◆ WHAT YOU NEED TO DO: Return each line below holding the string "machine".

━━━━━ DATA EXTRACTS

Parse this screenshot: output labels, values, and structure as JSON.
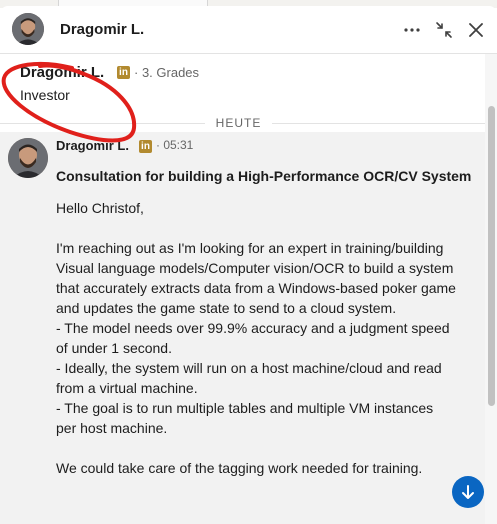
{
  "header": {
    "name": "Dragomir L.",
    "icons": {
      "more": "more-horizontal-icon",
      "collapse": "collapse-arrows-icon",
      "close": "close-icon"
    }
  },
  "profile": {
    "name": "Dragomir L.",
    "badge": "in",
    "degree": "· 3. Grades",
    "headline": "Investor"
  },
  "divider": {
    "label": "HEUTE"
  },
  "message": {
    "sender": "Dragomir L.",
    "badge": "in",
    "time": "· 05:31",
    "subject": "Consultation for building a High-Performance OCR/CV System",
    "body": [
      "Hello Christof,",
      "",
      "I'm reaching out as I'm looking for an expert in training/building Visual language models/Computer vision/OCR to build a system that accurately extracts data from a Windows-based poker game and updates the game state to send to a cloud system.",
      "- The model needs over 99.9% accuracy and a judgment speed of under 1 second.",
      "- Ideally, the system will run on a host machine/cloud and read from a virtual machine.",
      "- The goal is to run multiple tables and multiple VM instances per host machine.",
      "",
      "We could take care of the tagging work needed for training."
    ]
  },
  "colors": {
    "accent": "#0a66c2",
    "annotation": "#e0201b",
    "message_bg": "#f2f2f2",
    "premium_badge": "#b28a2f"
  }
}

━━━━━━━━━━

◆ THE ANSWER:
      "- Ideally, the system will run on a host machine/cloud and read from a virtual machine.",
      "- The goal is to run multiple tables and multiple VM instances per host machine.",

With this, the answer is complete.